This site uses cookies. By continuing to browse the site you are agreeing to our use of cookies.

I accept this policy

Find out more here

The Healing of the Man with Dropsy (Luke 14:1-6) and the Lukan Landscape

No metrics data to plot.
The attempt to load metrics for this article has failed.
The attempt to plot a graph for these metrics has failed.
The full text of this article is not currently available.

Brill’s MyBook program is exclusively available on BrillOnline Books and Journals. Students and scholars affiliated with an institution that has purchased a Brill E-Book on the BrillOnline platform automatically have access to the MyBook option for the title(s) acquired by the Library. Brill MyBook is a print-on-demand paperback copy which is sold at a favorably uniform low price.

Access this article

+ Tax (if applicable)
Add to Favorites
You must be logged in to use this functionality

image of Biblical Interpretation
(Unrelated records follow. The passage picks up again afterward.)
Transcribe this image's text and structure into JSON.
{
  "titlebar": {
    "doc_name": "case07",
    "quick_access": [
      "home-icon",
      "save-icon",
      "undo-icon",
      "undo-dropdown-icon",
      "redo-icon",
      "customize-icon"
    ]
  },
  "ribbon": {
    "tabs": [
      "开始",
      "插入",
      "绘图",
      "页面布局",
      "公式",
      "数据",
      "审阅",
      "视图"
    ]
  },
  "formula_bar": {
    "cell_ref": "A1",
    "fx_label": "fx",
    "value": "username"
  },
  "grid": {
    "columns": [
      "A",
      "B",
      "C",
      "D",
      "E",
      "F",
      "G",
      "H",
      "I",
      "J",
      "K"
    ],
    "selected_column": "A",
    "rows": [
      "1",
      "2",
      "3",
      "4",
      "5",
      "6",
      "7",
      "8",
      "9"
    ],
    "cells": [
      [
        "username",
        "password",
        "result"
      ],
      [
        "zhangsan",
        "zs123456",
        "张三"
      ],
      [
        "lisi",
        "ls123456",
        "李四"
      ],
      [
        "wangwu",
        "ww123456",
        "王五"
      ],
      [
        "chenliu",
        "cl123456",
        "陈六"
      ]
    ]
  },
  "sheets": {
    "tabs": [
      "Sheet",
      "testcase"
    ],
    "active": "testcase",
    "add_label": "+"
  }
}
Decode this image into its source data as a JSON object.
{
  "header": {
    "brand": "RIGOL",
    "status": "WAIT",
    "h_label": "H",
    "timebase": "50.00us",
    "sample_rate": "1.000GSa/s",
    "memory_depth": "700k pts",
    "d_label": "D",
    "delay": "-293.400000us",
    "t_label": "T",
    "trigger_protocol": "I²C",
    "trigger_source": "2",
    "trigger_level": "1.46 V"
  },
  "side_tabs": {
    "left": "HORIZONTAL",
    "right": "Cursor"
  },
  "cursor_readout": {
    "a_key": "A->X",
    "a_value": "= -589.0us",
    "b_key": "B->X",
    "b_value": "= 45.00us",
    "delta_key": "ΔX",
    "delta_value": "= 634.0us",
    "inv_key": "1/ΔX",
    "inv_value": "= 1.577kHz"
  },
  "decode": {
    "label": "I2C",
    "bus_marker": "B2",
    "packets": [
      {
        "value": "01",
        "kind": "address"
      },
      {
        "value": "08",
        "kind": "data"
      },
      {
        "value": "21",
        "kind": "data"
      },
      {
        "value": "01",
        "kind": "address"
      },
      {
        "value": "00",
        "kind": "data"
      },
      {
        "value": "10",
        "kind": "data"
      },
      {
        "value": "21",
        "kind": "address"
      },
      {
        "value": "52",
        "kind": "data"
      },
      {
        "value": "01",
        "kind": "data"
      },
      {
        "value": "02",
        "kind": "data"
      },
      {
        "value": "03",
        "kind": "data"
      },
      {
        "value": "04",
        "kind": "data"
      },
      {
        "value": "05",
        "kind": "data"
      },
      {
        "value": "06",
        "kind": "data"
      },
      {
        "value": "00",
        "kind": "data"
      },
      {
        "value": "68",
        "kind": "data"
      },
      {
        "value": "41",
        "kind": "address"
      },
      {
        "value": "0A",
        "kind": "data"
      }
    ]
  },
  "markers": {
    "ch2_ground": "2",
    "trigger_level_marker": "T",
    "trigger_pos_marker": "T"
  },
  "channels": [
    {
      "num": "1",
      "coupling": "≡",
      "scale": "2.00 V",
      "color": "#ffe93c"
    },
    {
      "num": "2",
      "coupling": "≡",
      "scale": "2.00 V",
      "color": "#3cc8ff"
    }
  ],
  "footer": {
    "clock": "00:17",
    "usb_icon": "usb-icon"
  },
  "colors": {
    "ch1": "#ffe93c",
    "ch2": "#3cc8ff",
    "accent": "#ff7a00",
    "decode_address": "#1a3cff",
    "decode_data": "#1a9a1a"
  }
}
The healing of the man with dropsy is a surprisingly under-noticed passage in Luke. Few commentaries give much attention to it at all. Where attention is given, the passage is usually heard in one of the following ways: (1) in the context of healing stories or Sabbath healings in general, and thus through the lens of form criticism and how this story participates in the larger context of healing stories; or (2) in the context of the symposia or meal stories since this passage introduces such a scene, and the background for understanding the passage is thus the literary topos of meal stories in the Greco-Roman world. In either reading, the fact that the man has dropsy specifically is essentially irrelevant to the story; he might as well have been blind or lame or deaf. Yet this is the only occurrence in the NT of this specific condition, and I would like to suggest that dropsy is not incidental to the story at all. Rather, the dropsy is itself key to the story. Dropsy is used widely in the ancient Greek world, particularly in the writings of philosophers, and it is frequently a metaphor for greed and wealth. Among the commentary tradition, few scholars take notice of the dropsy metaphor. This paper will mine the Greek philosophical tradition for examples of dropsy to build the case for its metaphorical usage, and it will apply that metaphor to this passage in Luke to see how it might serve the Lukan narrative.
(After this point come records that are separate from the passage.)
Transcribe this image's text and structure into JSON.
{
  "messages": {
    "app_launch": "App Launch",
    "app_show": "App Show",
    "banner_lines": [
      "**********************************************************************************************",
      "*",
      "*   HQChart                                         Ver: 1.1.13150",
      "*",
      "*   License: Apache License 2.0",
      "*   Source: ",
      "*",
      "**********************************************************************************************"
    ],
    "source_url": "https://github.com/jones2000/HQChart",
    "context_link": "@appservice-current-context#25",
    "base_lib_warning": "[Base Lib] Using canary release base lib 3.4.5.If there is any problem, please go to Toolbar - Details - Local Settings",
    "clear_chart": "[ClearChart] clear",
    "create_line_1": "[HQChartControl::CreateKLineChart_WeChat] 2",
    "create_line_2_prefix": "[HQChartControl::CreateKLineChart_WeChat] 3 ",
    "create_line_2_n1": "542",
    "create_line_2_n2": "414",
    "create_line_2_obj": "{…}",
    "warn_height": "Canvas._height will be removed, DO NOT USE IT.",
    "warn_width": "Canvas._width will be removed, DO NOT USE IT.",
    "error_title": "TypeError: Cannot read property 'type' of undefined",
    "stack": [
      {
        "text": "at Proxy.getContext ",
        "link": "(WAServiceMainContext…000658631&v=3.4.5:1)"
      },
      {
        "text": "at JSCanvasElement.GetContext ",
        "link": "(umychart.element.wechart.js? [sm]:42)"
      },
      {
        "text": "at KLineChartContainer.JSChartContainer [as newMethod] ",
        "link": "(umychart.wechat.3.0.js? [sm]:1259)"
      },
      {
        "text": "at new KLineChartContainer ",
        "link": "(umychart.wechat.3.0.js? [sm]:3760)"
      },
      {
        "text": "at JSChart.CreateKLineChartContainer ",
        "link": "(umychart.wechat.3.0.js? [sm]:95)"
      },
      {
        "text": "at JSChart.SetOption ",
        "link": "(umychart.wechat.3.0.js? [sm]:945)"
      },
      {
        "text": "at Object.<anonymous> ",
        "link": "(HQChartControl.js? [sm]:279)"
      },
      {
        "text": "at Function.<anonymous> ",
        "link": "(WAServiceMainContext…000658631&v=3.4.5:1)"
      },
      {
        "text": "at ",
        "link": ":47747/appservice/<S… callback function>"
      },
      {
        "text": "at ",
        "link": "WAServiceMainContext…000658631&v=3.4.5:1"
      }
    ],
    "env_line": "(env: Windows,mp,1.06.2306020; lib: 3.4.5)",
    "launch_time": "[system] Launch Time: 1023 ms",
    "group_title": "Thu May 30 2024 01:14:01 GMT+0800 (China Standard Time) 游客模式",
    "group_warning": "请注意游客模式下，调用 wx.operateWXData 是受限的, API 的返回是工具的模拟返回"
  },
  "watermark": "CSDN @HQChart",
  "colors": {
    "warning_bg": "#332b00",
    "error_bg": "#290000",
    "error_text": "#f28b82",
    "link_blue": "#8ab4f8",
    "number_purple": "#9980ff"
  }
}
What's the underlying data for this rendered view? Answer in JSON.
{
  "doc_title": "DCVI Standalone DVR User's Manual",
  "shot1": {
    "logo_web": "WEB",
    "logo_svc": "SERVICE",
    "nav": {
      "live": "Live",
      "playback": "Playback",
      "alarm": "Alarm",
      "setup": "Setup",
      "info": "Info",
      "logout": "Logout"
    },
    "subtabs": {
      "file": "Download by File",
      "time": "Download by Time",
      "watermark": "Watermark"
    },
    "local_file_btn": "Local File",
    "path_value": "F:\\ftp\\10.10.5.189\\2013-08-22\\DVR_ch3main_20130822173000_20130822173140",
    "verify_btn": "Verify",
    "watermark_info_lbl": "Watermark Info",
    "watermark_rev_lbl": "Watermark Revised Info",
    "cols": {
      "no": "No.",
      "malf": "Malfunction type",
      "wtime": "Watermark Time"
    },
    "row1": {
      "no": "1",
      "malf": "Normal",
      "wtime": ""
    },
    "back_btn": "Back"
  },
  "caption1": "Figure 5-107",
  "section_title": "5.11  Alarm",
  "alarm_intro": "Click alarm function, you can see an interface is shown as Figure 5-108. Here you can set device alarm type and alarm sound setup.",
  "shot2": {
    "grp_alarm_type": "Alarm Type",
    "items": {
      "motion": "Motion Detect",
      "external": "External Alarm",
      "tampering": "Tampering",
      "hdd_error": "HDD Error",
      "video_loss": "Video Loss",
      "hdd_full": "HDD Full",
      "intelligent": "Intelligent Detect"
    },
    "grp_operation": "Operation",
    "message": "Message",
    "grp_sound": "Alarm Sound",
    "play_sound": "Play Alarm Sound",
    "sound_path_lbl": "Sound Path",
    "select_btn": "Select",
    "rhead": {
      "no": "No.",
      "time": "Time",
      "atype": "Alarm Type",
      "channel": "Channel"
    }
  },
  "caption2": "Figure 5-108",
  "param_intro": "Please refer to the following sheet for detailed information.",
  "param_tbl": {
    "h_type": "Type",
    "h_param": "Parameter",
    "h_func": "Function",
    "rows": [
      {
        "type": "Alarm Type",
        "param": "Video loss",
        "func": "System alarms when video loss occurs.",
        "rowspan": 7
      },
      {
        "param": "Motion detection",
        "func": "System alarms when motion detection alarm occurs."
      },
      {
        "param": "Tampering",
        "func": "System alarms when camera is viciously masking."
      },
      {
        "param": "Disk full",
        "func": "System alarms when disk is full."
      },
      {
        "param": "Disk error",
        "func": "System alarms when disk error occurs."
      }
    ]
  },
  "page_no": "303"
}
Affiliations: 1: Carson-Newman University, USA


Full text loading...


Data & Media loading...

Article metrics loading...



Can't access your account?
  • Tools
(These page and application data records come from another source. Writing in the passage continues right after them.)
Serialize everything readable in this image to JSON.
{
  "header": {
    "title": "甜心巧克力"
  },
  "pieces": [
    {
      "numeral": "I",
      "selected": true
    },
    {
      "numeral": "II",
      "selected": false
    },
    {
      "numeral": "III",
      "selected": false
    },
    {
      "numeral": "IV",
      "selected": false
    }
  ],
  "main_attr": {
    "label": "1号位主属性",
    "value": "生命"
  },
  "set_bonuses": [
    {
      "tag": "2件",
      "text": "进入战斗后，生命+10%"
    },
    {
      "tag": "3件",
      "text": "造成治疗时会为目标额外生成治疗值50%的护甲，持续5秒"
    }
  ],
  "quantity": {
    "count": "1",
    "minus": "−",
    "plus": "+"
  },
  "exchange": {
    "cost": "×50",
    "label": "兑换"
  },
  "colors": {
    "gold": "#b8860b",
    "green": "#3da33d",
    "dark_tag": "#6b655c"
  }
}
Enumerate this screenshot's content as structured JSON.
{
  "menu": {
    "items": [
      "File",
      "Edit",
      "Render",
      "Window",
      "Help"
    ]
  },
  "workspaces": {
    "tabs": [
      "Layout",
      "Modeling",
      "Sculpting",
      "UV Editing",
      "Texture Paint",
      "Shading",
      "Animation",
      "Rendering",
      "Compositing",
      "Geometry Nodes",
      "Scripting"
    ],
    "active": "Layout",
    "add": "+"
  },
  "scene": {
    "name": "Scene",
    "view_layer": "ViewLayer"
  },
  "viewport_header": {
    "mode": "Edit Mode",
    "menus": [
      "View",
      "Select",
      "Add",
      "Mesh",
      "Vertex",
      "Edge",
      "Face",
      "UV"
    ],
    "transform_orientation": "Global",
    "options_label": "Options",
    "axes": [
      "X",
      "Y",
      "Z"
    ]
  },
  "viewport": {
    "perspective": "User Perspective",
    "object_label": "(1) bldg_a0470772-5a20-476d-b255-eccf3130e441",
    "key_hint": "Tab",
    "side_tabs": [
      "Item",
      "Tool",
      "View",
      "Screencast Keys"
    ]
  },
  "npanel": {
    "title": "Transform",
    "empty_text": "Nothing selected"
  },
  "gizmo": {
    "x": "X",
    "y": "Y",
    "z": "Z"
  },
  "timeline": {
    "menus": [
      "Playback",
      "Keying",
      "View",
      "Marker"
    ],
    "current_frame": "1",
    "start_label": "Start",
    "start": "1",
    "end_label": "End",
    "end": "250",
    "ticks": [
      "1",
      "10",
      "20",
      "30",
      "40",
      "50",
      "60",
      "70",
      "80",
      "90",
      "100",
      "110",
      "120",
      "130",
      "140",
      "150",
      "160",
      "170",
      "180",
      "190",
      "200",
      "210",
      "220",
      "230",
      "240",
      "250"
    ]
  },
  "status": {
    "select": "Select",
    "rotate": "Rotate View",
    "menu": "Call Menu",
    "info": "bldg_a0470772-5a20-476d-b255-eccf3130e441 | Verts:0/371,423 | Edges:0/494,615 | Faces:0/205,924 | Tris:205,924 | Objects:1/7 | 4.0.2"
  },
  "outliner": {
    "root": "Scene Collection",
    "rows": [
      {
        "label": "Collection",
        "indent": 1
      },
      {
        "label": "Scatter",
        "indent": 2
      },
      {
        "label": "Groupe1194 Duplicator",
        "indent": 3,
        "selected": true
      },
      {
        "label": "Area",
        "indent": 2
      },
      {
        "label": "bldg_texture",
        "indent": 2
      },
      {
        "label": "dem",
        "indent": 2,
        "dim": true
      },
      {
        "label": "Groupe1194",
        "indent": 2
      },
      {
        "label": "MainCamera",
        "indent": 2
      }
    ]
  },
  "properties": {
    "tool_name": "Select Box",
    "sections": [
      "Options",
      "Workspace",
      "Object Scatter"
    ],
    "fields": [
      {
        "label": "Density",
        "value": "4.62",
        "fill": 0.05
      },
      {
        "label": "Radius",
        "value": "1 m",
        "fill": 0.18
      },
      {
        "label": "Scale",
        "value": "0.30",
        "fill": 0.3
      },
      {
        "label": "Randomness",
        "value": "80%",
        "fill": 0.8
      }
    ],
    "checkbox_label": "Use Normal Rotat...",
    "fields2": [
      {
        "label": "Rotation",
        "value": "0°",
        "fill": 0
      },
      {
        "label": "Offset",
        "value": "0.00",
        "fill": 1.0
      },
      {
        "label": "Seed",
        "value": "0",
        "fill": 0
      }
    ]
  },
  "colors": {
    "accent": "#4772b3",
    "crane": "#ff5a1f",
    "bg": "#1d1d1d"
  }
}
  • Add to Favorites
  • Printable version
  • Email this page
  • Subscribe to ToC alert
  • Get permissions
  • Recommend to your library

    You must fill out fields marked with: *

    Librarian details
    Your details
    Why are you recommending this title?
    Select reason:
    Biblical Interpretation — Recommend this title to your library
  • Export citations
  • Key

  • Full access
  • Open Access
  • Partial/No accessInformation